(Items from an interface collection)
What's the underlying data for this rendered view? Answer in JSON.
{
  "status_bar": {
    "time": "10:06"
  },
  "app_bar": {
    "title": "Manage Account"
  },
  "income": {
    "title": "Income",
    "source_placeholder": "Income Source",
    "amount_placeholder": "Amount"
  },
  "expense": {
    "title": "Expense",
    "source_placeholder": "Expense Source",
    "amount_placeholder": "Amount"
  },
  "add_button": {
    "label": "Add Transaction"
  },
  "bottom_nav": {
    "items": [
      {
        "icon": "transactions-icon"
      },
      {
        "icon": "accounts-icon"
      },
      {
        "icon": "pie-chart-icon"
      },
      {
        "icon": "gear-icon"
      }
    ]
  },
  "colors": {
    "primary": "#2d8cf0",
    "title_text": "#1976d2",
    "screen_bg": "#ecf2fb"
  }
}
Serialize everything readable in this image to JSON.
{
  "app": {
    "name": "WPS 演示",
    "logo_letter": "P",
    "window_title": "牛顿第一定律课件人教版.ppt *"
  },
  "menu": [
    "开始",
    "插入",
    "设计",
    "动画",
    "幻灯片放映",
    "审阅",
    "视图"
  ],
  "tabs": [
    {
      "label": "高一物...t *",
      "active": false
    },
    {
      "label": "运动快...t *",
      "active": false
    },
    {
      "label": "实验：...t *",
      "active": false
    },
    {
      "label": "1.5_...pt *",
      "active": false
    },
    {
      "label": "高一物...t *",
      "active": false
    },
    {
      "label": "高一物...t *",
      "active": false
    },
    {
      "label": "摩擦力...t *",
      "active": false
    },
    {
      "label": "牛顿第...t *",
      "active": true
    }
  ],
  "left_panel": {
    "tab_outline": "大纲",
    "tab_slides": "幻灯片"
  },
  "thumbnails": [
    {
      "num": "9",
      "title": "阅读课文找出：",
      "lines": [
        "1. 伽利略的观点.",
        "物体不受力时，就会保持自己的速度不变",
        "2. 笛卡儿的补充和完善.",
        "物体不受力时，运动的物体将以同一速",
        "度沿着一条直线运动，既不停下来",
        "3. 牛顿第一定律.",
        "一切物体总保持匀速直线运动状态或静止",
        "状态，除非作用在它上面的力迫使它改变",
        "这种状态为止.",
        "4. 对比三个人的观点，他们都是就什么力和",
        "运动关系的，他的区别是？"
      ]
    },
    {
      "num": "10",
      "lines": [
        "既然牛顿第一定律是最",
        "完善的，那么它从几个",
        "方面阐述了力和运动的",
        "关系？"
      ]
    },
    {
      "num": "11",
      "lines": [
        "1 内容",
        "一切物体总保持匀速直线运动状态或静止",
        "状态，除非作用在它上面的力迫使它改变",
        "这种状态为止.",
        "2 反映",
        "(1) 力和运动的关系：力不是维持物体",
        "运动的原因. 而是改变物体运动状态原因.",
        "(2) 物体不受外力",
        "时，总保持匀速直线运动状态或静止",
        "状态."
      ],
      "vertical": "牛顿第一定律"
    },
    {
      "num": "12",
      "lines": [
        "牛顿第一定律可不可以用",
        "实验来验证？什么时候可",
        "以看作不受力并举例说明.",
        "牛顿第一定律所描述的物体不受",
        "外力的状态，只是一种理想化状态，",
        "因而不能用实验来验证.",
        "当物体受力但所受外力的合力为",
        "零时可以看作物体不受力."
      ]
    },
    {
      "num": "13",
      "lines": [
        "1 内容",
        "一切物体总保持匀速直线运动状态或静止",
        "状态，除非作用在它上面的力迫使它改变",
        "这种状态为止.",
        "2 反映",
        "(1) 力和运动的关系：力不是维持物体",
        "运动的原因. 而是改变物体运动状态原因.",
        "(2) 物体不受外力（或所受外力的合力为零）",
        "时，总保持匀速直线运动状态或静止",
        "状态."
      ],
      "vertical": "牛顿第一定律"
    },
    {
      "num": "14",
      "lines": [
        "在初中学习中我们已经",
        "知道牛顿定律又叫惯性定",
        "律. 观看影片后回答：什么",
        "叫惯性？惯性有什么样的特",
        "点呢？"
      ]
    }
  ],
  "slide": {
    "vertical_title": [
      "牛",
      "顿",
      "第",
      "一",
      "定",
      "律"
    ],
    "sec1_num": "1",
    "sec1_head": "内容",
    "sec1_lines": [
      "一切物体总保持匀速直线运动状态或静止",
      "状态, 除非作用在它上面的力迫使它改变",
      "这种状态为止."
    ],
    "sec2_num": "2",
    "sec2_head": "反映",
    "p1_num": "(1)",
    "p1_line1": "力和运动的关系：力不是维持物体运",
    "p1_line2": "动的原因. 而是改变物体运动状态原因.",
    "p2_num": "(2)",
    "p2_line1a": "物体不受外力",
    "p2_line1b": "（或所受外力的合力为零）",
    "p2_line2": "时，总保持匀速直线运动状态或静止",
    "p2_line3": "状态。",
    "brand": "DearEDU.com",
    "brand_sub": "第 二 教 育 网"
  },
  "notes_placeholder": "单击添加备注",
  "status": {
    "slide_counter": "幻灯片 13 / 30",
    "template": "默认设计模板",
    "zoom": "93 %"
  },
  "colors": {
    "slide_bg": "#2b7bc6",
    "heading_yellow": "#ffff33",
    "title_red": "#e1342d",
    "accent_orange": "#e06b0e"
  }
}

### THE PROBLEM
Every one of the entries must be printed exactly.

### ANSWER
What's the underlying data for this rendered view? Answer in JSON.
{
  "status_bar": {
    "time": "10:06"
  },
  "app_bar": {
    "title": "Manage Account"
  },
  "income": {
    "title": "Income",
    "source_placeholder": "Income Source",
    "amount_placeholder": "Amount"
  },
  "expense": {
    "title": "Expense",
    "source_placeholder": "Expense Source",
    "amount_placeholder": "Amount"
  },
  "add_button": {
    "label": "Add Transaction"
  },
  "bottom_nav": {
    "items": [
      {
        "icon": "transactions-icon"
      },
      {
        "icon": "accounts-icon"
      },
      {
        "icon": "pie-chart-icon"
      },
      {
        "icon": "gear-icon"
      }
    ]
  },
  "colors": {
    "primary": "#2d8cf0",
    "title_text": "#1976d2",
    "screen_bg": "#ecf2fb"
  }
}
Serialize everything readable in this image to JSON.
{
  "app": {
    "name": "WPS 演示",
    "logo_letter": "P",
    "window_title": "牛顿第一定律课件人教版.ppt *"
  },
  "menu": [
    "开始",
    "插入",
    "设计",
    "动画",
    "幻灯片放映",
    "审阅",
    "视图"
  ],
  "tabs": [
    {
      "label": "高一物...t *",
      "active": false
    },
    {
      "label": "运动快...t *",
      "active": false
    },
    {
      "label": "实验：...t *",
      "active": false
    },
    {
      "label": "1.5_...pt *",
      "active": false
    },
    {
      "label": "高一物...t *",
      "active": false
    },
    {
      "label": "高一物...t *",
      "active": false
    },
    {
      "label": "摩擦力...t *",
      "active": false
    },
    {
      "label": "牛顿第...t *",
      "active": true
    }
  ],
  "left_panel": {
    "tab_outline": "大纲",
    "tab_slides": "幻灯片"
  },
  "thumbnails": [
    {
      "num": "9",
      "title": "阅读课文找出：",
      "lines": [
        "1. 伽利略的观点.",
        "物体不受力时，就会保持自己的速度不变",
        "2. 笛卡儿的补充和完善.",
        "物体不受力时，运动的物体将以同一速",
        "度沿着一条直线运动，既不停下来",
        "3. 牛顿第一定律.",
        "一切物体总保持匀速直线运动状态或静止",
        "状态，除非作用在它上面的力迫使它改变",
        "这种状态为止.",
        "4. 对比三个人的观点，他们都是就什么力和",
        "运动关系的，他的区别是？"
      ]
    },
    {
      "num": "10",
      "lines": [
        "既然牛顿第一定律是最",
        "完善的，那么它从几个",
        "方面阐述了力和运动的",
        "关系？"
      ]
    },
    {
      "num": "11",
      "lines": [
        "1 内容",
        "一切物体总保持匀速直线运动状态或静止",
        "状态，除非作用在它上面的力迫使它改变",
        "这种状态为止.",
        "2 反映",
        "(1) 力和运动的关系：力不是维持物体",
        "运动的原因. 而是改变物体运动状态原因.",
        "(2) 物体不受外力",
        "时，总保持匀速直线运动状态或静止",
        "状态."
      ],
      "vertical": "牛顿第一定律"
    },
    {
      "num": "12",
      "lines": [
        "牛顿第一定律可不可以用",
        "实验来验证？什么时候可",
        "以看作不受力并举例说明.",
        "牛顿第一定律所描述的物体不受",
        "外力的状态，只是一种理想化状态，",
        "因而不能用实验来验证.",
        "当物体受力但所受外力的合力为",
        "零时可以看作物体不受力."
      ]
    },
    {
      "num": "13",
      "lines": [
        "1 内容",
        "一切物体总保持匀速直线运动状态或静止",
        "状态，除非作用在它上面的力迫使它改变",
        "这种状态为止.",
        "2 反映",
        "(1) 力和运动的关系：力不是维持物体",
        "运动的原因. 而是改变物体运动状态原因.",
        "(2) 物体不受外力（或所受外力的合力为零）",
        "时，总保持匀速直线运动状态或静止",
        "状态."
      ],
      "vertical": "牛顿第一定律"
    },
    {
      "num": "14",
      "lines": [
        "在初中学习中我们已经",
        "知道牛顿定律又叫惯性定",
        "律. 观看影片后回答：什么",
        "叫惯性？惯性有什么样的特",
        "点呢？"
      ]
    }
  ],
  "slide": {
    "vertical_title": [
      "牛",
      "顿",
      "第",
      "一",
      "定",
      "律"
    ],
    "sec1_num": "1",
    "sec1_head": "内容",
    "sec1_lines": [
      "一切物体总保持匀速直线运动状态或静止",
      "状态, 除非作用在它上面的力迫使它改变",
      "这种状态为止."
    ],
    "sec2_num": "2",
    "sec2_head": "反映",
    "p1_num": "(1)",
    "p1_line1": "力和运动的关系：力不是维持物体运",
    "p1_line2": "动的原因. 而是改变物体运动状态原因.",
    "p2_num": "(2)",
    "p2_line1a": "物体不受外力",
    "p2_line1b": "（或所受外力的合力为零）",
    "p2_line2": "时，总保持匀速直线运动状态或静止",
    "p2_line3": "状态。",
    "brand": "DearEDU.com",
    "brand_sub": "第 二 教 育 网"
  },
  "notes_placeholder": "单击添加备注",
  "status": {
    "slide_counter": "幻灯片 13 / 30",
    "template": "默认设计模板",
    "zoom": "93 %"
  },
  "colors": {
    "slide_bg": "#2b7bc6",
    "heading_yellow": "#ffff33",
    "title_red": "#e1342d",
    "accent_orange": "#e06b0e"
  }
}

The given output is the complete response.